WHAT YOU ARE ASKED TO DO >> Search the data for "content". Each line containing it is to be copied.

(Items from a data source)

++++++++++++++++++++

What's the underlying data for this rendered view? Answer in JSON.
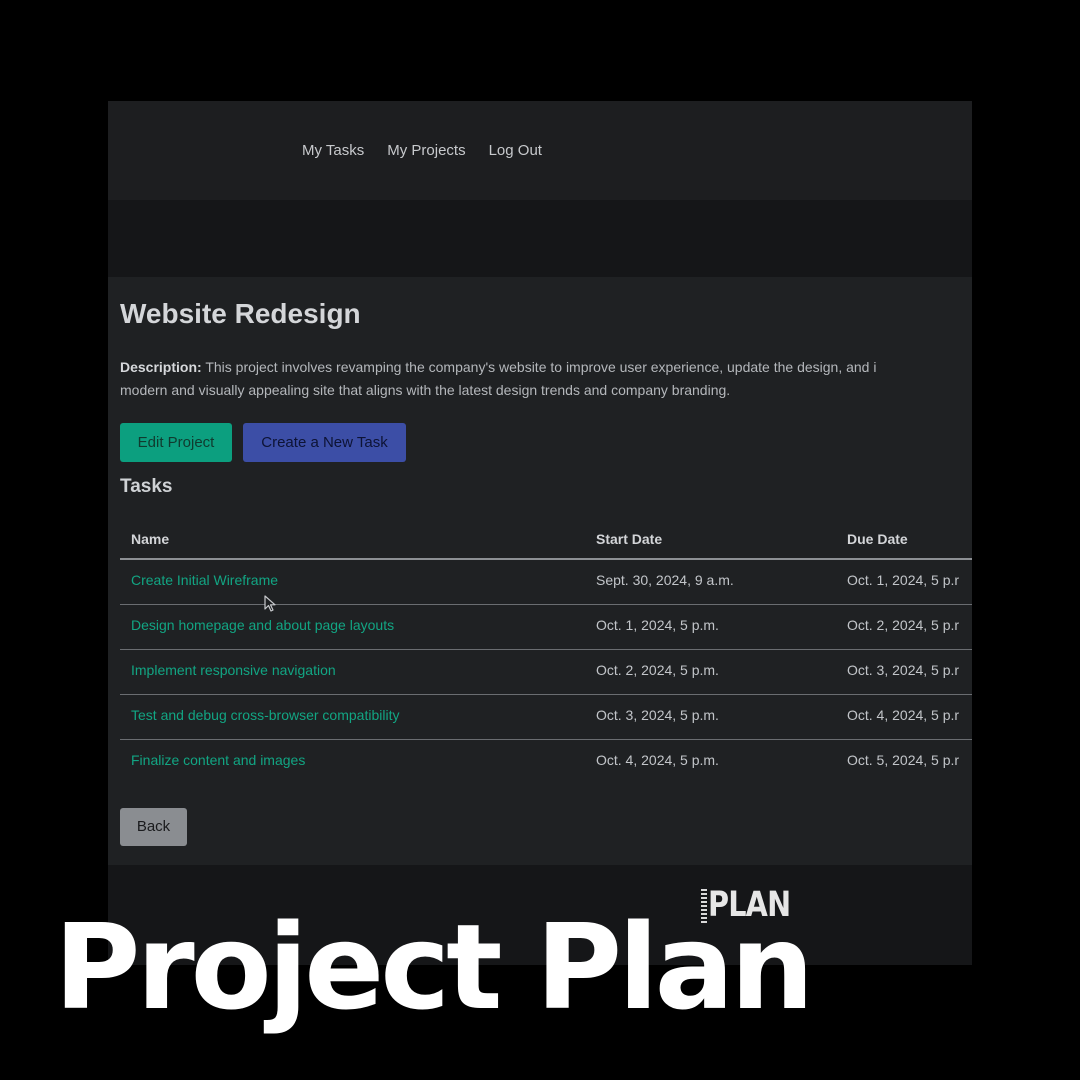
{
  "nav": {
    "links": [
      "My Tasks",
      "My Projects",
      "Log Out"
    ]
  },
  "project": {
    "title": "Website Redesign",
    "description_label": "Description:",
    "description_line1": " This project involves revamping the company's website to improve user experience, update the design, and i",
    "description_line2": "modern and visually appealing site that aligns with the latest design trends and company branding."
  },
  "buttons": {
    "edit": "Edit Project",
    "new_task": "Create a New Task",
    "back": "Back"
  },
  "tasks": {
    "heading": "Tasks",
    "columns": [
      "Name",
      "Start Date",
      "Due Date"
    ],
    "rows": [
      {
        "name": "Create Initial Wireframe",
        "start": "Sept. 30, 2024, 9 a.m.",
        "due": "Oct. 1, 2024, 5 p.r"
      },
      {
        "name": "Design homepage and about page layouts",
        "start": "Oct. 1, 2024, 5 p.m.",
        "due": "Oct. 2, 2024, 5 p.r"
      },
      {
        "name": "Implement responsive navigation",
        "start": "Oct. 2, 2024, 5 p.m.",
        "due": "Oct. 3, 2024, 5 p.r"
      },
      {
        "name": "Test and debug cross-browser compatibility",
        "start": "Oct. 3, 2024, 5 p.m.",
        "due": "Oct. 4, 2024, 5 p.r"
      },
      {
        "name": "Finalize content and images",
        "start": "Oct. 4, 2024, 5 p.m.",
        "due": "Oct. 5, 2024, 5 p.r"
      }
    ]
  },
  "footer": {
    "logo_text": "PLAN"
  },
  "overlay": {
    "title": "Project Plan"
  },
  "colors": {
    "accent_green": "#0c9f7f",
    "accent_blue": "#3c4ea6",
    "link_green": "#12a583"
  },
  "icons": [
    "mouse-cursor-icon"
  ]
}
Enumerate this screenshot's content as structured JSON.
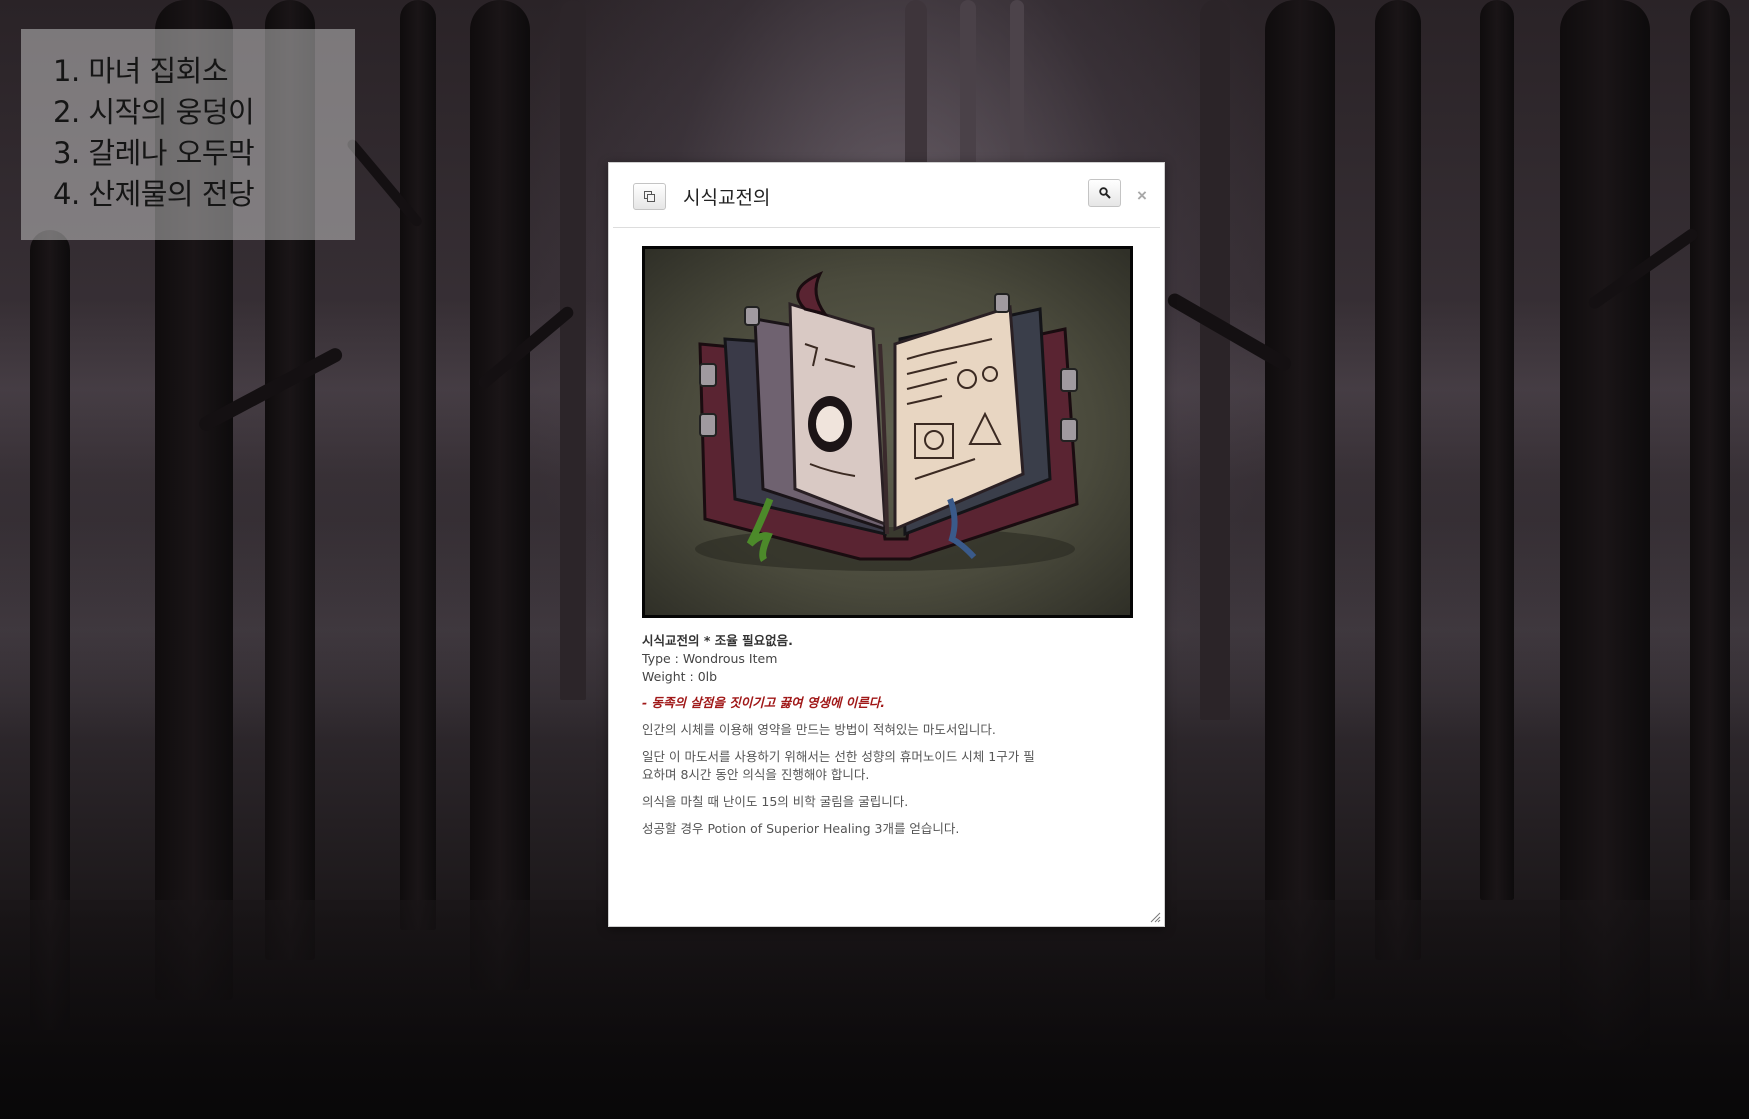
{
  "locations": [
    "1. 마녀 집회소",
    "2. 시작의 웅덩이",
    "3. 갈레나 오두막",
    "4. 산제물의 전당"
  ],
  "dialog": {
    "title": "시식교전의",
    "close_symbol": "×",
    "icons": {
      "copy": "copy-icon",
      "search": "search-icon",
      "close": "close-icon",
      "resize": "resize-grip-icon"
    },
    "item": {
      "image": "open-spellbook",
      "name_line": "시식교전의 * 조율 필요없음.",
      "type_line": "Type : Wondrous Item",
      "weight_line": "Weight : 0lb",
      "quote": "- 동족의 살점을 짓이기고 끓여 영생에 이른다.",
      "descriptions": [
        "인간의 시체를 이용해 영약을 만드는 방법이 적혀있는 마도서입니다.",
        "일단 이 마도서를 사용하기 위해서는 선한 성향의 휴머노이드 시체 1구가 필요하며 8시간 동안 의식을 진행해야 합니다.",
        "의식을 마칠 때 난이도 15의 비학 굴림을 굴립니다.",
        "성공할 경우 Potion of Superior Healing 3개를 얻습니다."
      ]
    }
  },
  "colors": {
    "quote": "#a01818",
    "dialog_bg": "#ffffff",
    "panel_bg": "rgba(205,205,205,0.5)"
  }
}
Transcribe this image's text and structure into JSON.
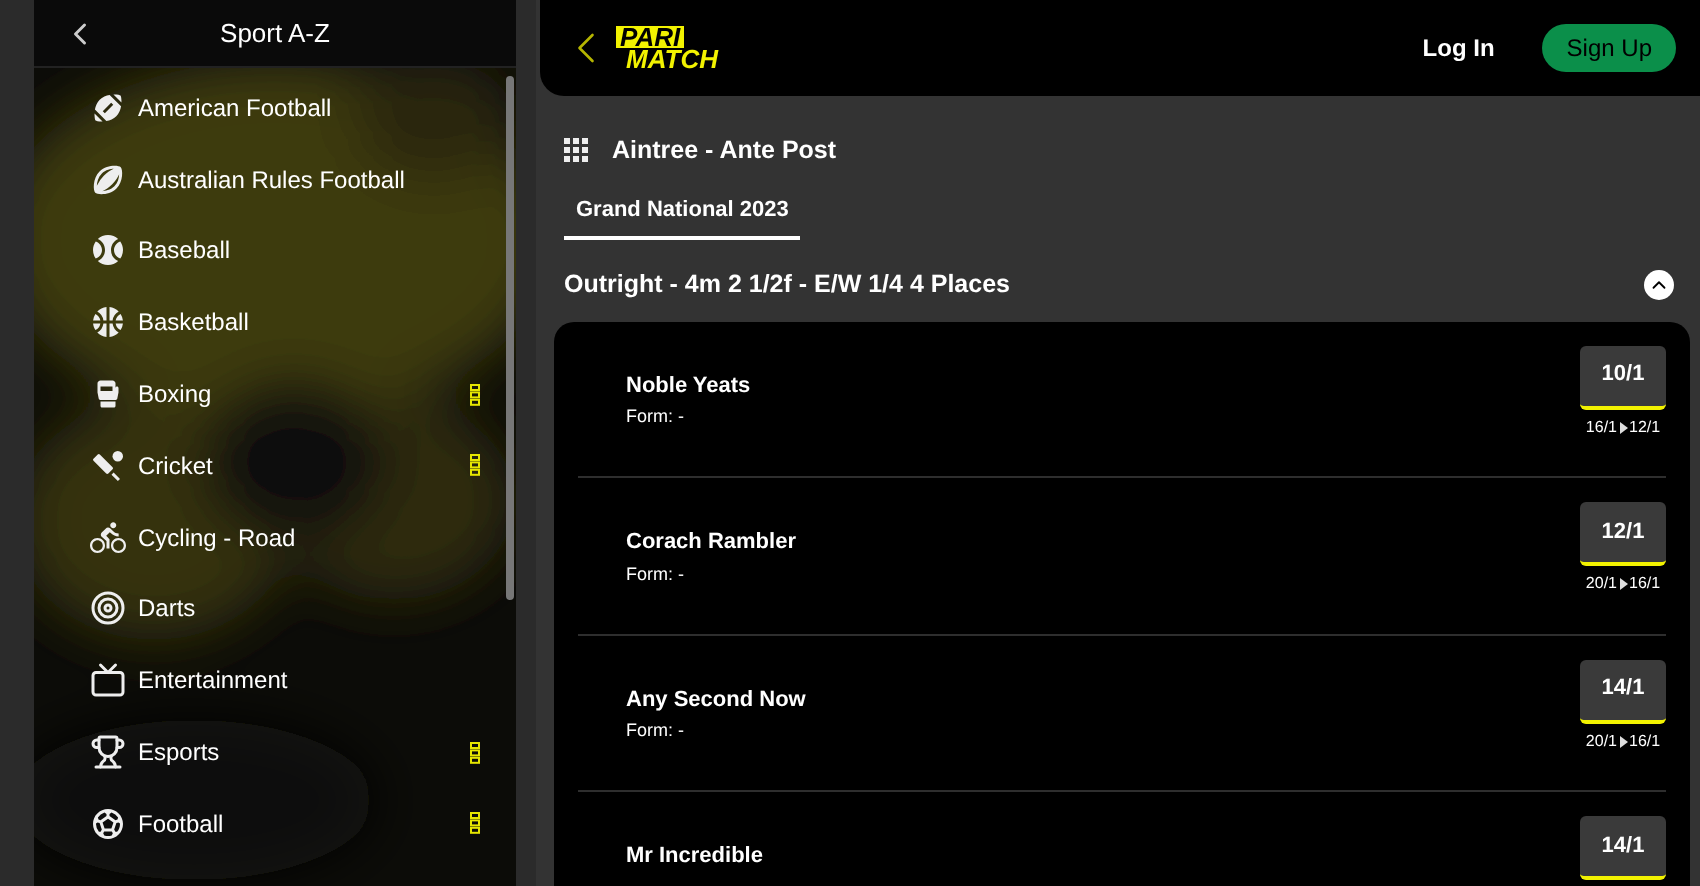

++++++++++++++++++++

SOLUTION BELOW >>
        "name": "Finalize content and images",
Enumerate this screenshot's content as structured JSON.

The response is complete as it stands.